§ Records for this task

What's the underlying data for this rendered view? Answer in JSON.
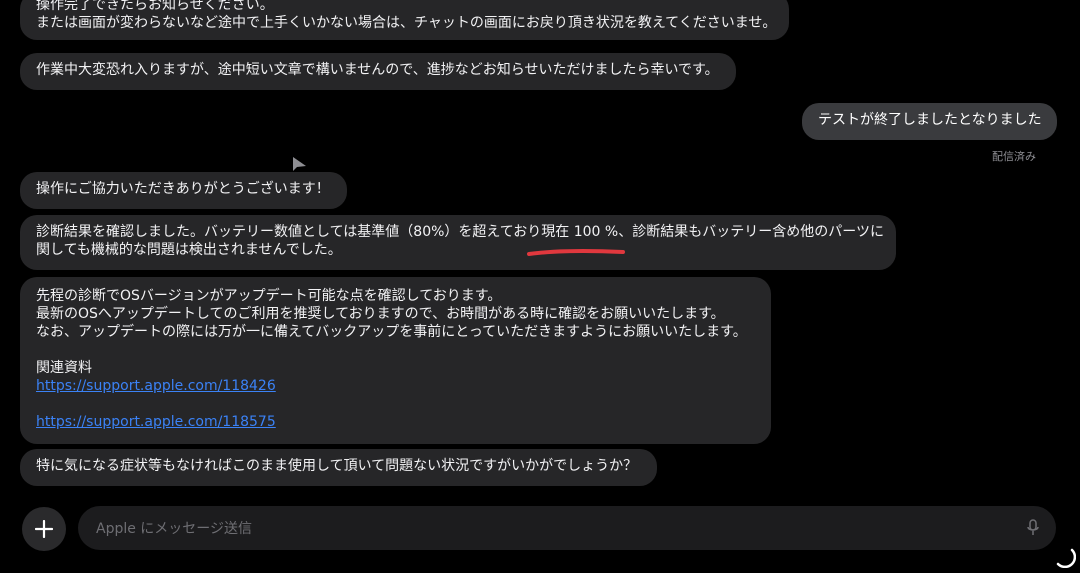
{
  "messages": {
    "m1": {
      "line1": "操作完了できたらお知らせください。",
      "line2": "または画面が変わらないなど途中で上手くいかない場合は、チャットの画面にお戻り頂き状況を教えてくださいませ。"
    },
    "m2": "作業中大変恐れ入りますが、途中短い文章で構いませんので、進捗などお知らせいただけましたら幸いです。",
    "m3": "テストが終了しましたとなりました",
    "m3_status": "配信済み",
    "m4": "操作にご協力いただきありがとうございます！",
    "m5": {
      "line1": "診断結果を確認しました。バッテリー数値としては基準値（80%）を超えており現在 100 %、診断結果もバッテリー含め他のパーツに",
      "line2": "関しても機械的な問題は検出されませんでした。"
    },
    "m6": {
      "line1": "先程の診断でOSバージョンがアップデート可能な点を確認しております。",
      "line2": "最新のOSへアップデートしてのご利用を推奨しておりますので、お時間がある時に確認をお願いいたします。",
      "line3": "なお、アップデートの際には万が一に備えてバックアップを事前にとっていただきますようにお願いいたします。",
      "related_heading": "関連資料",
      "link1": "https://support.apple.com/118426",
      "link2": "https://support.apple.com/118575"
    },
    "m7": "特に気になる症状等もなければこのまま使用して頂いて問題ない状況ですがいかがでしょうか？"
  },
  "composer": {
    "placeholder": "Apple にメッセージ送信",
    "plus_icon": "plus-icon",
    "mic_icon": "microphone-icon"
  },
  "colors": {
    "background": "#000000",
    "incoming_bubble": "#262628",
    "outgoing_bubble": "#3a3b3e",
    "link": "#3b82f6",
    "annotation": "#e0383e"
  }
}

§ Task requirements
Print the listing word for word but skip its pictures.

§ Solution to this problem
What's the underlying data for this rendered view? Answer in JSON.
{
  "messages": {
    "m1": {
      "line1": "操作完了できたらお知らせください。",
      "line2": "または画面が変わらないなど途中で上手くいかない場合は、チャットの画面にお戻り頂き状況を教えてくださいませ。"
    },
    "m2": "作業中大変恐れ入りますが、途中短い文章で構いませんので、進捗などお知らせいただけましたら幸いです。",
    "m3": "テストが終了しましたとなりました",
    "m3_status": "配信済み",
    "m4": "操作にご協力いただきありがとうございます！",
    "m5": {
      "line1": "診断結果を確認しました。バッテリー数値としては基準値（80%）を超えており現在 100 %、診断結果もバッテリー含め他のパーツに",
      "line2": "関しても機械的な問題は検出されませんでした。"
    },
    "m6": {
      "line1": "先程の診断でOSバージョンがアップデート可能な点を確認しております。",
      "line2": "最新のOSへアップデートしてのご利用を推奨しておりますので、お時間がある時に確認をお願いいたします。",
      "line3": "なお、アップデートの際には万が一に備えてバックアップを事前にとっていただきますようにお願いいたします。",
      "related_heading": "関連資料",
      "link1": "https://support.apple.com/118426",
      "link2": "https://support.apple.com/118575"
    },
    "m7": "特に気になる症状等もなければこのまま使用して頂いて問題ない状況ですがいかがでしょうか？"
  },
  "composer": {
    "placeholder": "Apple にメッセージ送信",
    "plus_icon": "plus-icon",
    "mic_icon": "microphone-icon"
  },
  "colors": {
    "background": "#000000",
    "incoming_bubble": "#262628",
    "outgoing_bubble": "#3a3b3e",
    "link": "#3b82f6",
    "annotation": "#e0383e"
  }
}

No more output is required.